**Exercise aim**
Write out the data in full, exactly as shown.

━━━ Input data ━━━

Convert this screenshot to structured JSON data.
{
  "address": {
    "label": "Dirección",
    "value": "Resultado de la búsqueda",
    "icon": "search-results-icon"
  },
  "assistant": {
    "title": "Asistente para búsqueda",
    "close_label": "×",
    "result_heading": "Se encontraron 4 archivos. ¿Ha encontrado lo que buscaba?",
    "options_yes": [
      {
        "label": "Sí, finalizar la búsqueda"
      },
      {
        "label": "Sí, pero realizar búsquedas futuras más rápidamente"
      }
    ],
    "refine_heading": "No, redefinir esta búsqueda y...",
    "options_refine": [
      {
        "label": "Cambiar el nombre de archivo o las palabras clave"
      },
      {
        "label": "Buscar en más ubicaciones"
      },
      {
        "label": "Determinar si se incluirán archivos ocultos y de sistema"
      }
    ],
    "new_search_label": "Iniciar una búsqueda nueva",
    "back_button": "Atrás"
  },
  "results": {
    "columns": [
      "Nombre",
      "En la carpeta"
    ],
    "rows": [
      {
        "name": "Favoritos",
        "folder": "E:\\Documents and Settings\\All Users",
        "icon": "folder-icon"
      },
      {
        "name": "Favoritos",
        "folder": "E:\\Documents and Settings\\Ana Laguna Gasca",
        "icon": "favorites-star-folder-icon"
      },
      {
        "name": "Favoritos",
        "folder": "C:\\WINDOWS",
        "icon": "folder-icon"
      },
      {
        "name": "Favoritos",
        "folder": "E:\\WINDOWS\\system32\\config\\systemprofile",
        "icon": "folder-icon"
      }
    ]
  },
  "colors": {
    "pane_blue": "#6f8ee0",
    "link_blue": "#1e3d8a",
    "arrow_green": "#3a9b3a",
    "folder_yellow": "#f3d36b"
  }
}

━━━

**Task result**
Convert this screenshot to structured JSON data.
{
  "address": {
    "label": "Dirección",
    "value": "Resultado de la búsqueda",
    "icon": "search-results-icon"
  },
  "assistant": {
    "title": "Asistente para búsqueda",
    "close_label": "×",
    "result_heading": "Se encontraron 4 archivos. ¿Ha encontrado lo que buscaba?",
    "options_yes": [
      {
        "label": "Sí, finalizar la búsqueda"
      },
      {
        "label": "Sí, pero realizar búsquedas futuras más rápidamente"
      }
    ],
    "refine_heading": "No, redefinir esta búsqueda y...",
    "options_refine": [
      {
        "label": "Cambiar el nombre de archivo o las palabras clave"
      },
      {
        "label": "Buscar en más ubicaciones"
      },
      {
        "label": "Determinar si se incluirán archivos ocultos y de sistema"
      }
    ],
    "new_search_label": "Iniciar una búsqueda nueva",
    "back_button": "Atrás"
  },
  "results": {
    "columns": [
      "Nombre",
      "En la carpeta"
    ],
    "rows": [
      {
        "name": "Favoritos",
        "folder": "E:\\Documents and Settings\\All Users",
        "icon": "folder-icon"
      },
      {
        "name": "Favoritos",
        "folder": "E:\\Documents and Settings\\Ana Laguna Gasca",
        "icon": "favorites-star-folder-icon"
      },
      {
        "name": "Favoritos",
        "folder": "C:\\WINDOWS",
        "icon": "folder-icon"
      },
      {
        "name": "Favoritos",
        "folder": "E:\\WINDOWS\\system32\\config\\systemprofile",
        "icon": "folder-icon"
      }
    ]
  },
  "colors": {
    "pane_blue": "#6f8ee0",
    "link_blue": "#1e3d8a",
    "arrow_green": "#3a9b3a",
    "folder_yellow": "#f3d36b"
  }
}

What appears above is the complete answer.